* Directions
Copy out every line of the data that follows, exactly.
(Information shown begins)
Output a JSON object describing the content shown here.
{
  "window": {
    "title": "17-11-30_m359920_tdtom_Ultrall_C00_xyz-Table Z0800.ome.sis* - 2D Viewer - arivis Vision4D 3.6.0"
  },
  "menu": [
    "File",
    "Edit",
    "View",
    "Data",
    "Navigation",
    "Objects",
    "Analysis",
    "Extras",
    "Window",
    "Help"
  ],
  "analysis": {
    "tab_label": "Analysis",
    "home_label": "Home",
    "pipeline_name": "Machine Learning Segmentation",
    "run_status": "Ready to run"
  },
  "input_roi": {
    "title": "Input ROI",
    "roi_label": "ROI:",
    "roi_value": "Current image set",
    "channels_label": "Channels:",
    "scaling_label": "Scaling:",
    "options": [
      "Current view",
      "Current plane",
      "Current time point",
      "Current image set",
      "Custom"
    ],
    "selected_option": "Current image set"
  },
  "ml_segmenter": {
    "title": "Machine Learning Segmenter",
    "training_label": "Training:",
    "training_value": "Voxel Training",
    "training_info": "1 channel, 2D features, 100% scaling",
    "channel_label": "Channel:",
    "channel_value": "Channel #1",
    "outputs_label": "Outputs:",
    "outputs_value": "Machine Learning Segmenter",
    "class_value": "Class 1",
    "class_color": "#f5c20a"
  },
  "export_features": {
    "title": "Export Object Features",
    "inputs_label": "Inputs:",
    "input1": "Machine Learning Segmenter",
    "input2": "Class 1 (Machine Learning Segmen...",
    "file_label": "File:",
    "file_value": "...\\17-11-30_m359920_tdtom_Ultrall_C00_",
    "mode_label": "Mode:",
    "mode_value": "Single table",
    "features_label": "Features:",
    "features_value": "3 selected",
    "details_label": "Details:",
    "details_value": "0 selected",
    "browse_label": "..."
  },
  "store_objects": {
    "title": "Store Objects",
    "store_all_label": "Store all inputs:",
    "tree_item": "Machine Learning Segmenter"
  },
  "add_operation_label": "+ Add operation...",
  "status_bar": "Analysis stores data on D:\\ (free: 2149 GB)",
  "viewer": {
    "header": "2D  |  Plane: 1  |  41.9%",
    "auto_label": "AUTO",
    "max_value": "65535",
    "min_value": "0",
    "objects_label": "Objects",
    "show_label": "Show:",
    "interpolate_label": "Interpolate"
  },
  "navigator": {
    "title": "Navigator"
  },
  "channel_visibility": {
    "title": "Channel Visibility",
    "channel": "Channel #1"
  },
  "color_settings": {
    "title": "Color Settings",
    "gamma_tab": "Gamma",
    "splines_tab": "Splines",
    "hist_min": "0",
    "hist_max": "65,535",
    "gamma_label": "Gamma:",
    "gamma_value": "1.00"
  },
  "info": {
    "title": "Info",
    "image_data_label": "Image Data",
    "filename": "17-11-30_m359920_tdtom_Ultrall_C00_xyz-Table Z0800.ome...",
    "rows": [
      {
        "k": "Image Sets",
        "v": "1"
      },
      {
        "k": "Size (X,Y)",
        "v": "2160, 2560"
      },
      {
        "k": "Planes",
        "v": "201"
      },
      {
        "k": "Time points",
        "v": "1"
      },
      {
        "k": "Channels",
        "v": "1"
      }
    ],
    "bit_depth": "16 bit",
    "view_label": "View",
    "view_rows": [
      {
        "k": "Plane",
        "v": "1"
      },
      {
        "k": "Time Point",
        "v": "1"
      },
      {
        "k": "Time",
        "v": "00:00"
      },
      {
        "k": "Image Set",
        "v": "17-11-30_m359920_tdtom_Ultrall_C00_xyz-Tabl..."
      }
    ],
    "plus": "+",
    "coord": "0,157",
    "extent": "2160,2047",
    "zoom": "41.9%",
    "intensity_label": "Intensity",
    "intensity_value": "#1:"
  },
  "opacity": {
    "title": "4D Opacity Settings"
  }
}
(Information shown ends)
* Answer
Output a JSON object describing the content shown here.
{
  "window": {
    "title": "17-11-30_m359920_tdtom_Ultrall_C00_xyz-Table Z0800.ome.sis* - 2D Viewer - arivis Vision4D 3.6.0"
  },
  "menu": [
    "File",
    "Edit",
    "View",
    "Data",
    "Navigation",
    "Objects",
    "Analysis",
    "Extras",
    "Window",
    "Help"
  ],
  "analysis": {
    "tab_label": "Analysis",
    "home_label": "Home",
    "pipeline_name": "Machine Learning Segmentation",
    "run_status": "Ready to run"
  },
  "input_roi": {
    "title": "Input ROI",
    "roi_label": "ROI:",
    "roi_value": "Current image set",
    "channels_label": "Channels:",
    "scaling_label": "Scaling:",
    "options": [
      "Current view",
      "Current plane",
      "Current time point",
      "Current image set",
      "Custom"
    ],
    "selected_option": "Current image set"
  },
  "ml_segmenter": {
    "title": "Machine Learning Segmenter",
    "training_label": "Training:",
    "training_value": "Voxel Training",
    "training_info": "1 channel, 2D features, 100% scaling",
    "channel_label": "Channel:",
    "channel_value": "Channel #1",
    "outputs_label": "Outputs:",
    "outputs_value": "Machine Learning Segmenter",
    "class_value": "Class 1",
    "class_color": "#f5c20a"
  },
  "export_features": {
    "title": "Export Object Features",
    "inputs_label": "Inputs:",
    "input1": "Machine Learning Segmenter",
    "input2": "Class 1 (Machine Learning Segmen...",
    "file_label": "File:",
    "file_value": "...\\17-11-30_m359920_tdtom_Ultrall_C00_",
    "mode_label": "Mode:",
    "mode_value": "Single table",
    "features_label": "Features:",
    "features_value": "3 selected",
    "details_label": "Details:",
    "details_value": "0 selected",
    "browse_label": "..."
  },
  "store_objects": {
    "title": "Store Objects",
    "store_all_label": "Store all inputs:",
    "tree_item": "Machine Learning Segmenter"
  },
  "add_operation_label": "+ Add operation...",
  "status_bar": "Analysis stores data on D:\\ (free: 2149 GB)",
  "viewer": {
    "header": "2D  |  Plane: 1  |  41.9%",
    "auto_label": "AUTO",
    "max_value": "65535",
    "min_value": "0",
    "objects_label": "Objects",
    "show_label": "Show:",
    "interpolate_label": "Interpolate"
  },
  "navigator": {
    "title": "Navigator"
  },
  "channel_visibility": {
    "title": "Channel Visibility",
    "channel": "Channel #1"
  },
  "color_settings": {
    "title": "Color Settings",
    "gamma_tab": "Gamma",
    "splines_tab": "Splines",
    "hist_min": "0",
    "hist_max": "65,535",
    "gamma_label": "Gamma:",
    "gamma_value": "1.00"
  },
  "info": {
    "title": "Info",
    "image_data_label": "Image Data",
    "filename": "17-11-30_m359920_tdtom_Ultrall_C00_xyz-Table Z0800.ome...",
    "rows": [
      {
        "k": "Image Sets",
        "v": "1"
      },
      {
        "k": "Size (X,Y)",
        "v": "2160, 2560"
      },
      {
        "k": "Planes",
        "v": "201"
      },
      {
        "k": "Time points",
        "v": "1"
      },
      {
        "k": "Channels",
        "v": "1"
      }
    ],
    "bit_depth": "16 bit",
    "view_label": "View",
    "view_rows": [
      {
        "k": "Plane",
        "v": "1"
      },
      {
        "k": "Time Point",
        "v": "1"
      },
      {
        "k": "Time",
        "v": "00:00"
      },
      {
        "k": "Image Set",
        "v": "17-11-30_m359920_tdtom_Ultrall_C00_xyz-Tabl..."
      }
    ],
    "plus": "+",
    "coord": "0,157",
    "extent": "2160,2047",
    "zoom": "41.9%",
    "intensity_label": "Intensity",
    "intensity_value": "#1:"
  },
  "opacity": {
    "title": "4D Opacity Settings"
  }
}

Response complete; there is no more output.